* **Record extracts**:
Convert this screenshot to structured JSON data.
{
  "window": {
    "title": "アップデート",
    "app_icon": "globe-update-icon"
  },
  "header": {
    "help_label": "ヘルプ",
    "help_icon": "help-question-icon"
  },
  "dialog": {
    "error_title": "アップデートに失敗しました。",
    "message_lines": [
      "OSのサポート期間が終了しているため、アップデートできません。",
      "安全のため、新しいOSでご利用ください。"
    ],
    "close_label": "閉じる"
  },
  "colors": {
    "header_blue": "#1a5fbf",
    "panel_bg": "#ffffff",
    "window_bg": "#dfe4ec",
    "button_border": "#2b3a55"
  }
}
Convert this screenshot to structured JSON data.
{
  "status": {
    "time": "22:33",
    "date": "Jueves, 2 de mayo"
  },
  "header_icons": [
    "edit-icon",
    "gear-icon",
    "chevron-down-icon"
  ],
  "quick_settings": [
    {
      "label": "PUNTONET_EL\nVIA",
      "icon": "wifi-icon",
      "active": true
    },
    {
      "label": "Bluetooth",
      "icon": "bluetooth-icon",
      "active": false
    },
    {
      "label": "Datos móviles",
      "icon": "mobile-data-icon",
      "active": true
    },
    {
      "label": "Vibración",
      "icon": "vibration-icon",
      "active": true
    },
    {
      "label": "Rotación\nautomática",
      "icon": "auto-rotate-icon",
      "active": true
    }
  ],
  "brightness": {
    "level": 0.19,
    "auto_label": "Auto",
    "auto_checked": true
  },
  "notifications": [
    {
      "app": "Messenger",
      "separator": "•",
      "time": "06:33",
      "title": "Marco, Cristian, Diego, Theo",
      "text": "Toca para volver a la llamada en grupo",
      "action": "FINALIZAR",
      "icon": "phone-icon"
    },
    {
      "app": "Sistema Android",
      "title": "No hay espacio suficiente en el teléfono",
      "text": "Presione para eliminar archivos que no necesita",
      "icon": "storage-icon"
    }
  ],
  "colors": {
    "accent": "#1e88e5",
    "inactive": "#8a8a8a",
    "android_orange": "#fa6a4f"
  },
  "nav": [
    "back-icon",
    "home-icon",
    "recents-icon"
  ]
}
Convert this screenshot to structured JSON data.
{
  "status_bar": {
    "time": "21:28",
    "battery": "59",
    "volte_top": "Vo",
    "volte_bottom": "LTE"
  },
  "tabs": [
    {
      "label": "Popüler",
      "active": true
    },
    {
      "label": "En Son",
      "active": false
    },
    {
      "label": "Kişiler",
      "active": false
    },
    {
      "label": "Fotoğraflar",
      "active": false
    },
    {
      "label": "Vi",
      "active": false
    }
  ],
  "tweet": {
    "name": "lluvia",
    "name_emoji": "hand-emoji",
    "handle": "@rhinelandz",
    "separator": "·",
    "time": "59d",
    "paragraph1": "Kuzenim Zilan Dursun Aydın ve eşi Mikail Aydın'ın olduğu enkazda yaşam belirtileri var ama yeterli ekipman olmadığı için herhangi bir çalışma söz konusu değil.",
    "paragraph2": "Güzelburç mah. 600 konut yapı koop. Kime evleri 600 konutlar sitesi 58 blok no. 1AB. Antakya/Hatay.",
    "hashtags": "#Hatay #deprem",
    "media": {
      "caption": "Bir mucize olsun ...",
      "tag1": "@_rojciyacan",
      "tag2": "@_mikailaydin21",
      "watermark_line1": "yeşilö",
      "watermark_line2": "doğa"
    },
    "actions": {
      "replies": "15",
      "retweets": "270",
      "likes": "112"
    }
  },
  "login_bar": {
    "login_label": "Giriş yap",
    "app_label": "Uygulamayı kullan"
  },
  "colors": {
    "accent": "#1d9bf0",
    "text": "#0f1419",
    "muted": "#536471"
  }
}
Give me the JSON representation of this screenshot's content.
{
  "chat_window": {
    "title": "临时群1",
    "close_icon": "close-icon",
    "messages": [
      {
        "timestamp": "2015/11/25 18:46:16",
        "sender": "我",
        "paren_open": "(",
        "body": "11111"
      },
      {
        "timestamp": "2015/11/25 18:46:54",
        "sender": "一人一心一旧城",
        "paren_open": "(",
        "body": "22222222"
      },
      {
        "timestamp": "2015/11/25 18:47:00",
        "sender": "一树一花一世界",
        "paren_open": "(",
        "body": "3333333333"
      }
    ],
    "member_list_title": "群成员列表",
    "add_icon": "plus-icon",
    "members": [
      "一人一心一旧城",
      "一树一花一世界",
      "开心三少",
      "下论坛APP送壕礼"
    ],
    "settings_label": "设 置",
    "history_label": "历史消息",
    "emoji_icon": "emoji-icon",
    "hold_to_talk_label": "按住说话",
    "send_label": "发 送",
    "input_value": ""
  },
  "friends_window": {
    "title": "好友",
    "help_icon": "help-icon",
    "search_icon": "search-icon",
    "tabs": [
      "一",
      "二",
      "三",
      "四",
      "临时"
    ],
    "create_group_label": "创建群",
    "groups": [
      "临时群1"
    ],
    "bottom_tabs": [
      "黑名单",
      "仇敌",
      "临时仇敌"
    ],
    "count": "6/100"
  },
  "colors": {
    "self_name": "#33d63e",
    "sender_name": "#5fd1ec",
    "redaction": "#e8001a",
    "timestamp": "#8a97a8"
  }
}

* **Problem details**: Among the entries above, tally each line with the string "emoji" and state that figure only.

* **The answer**: 2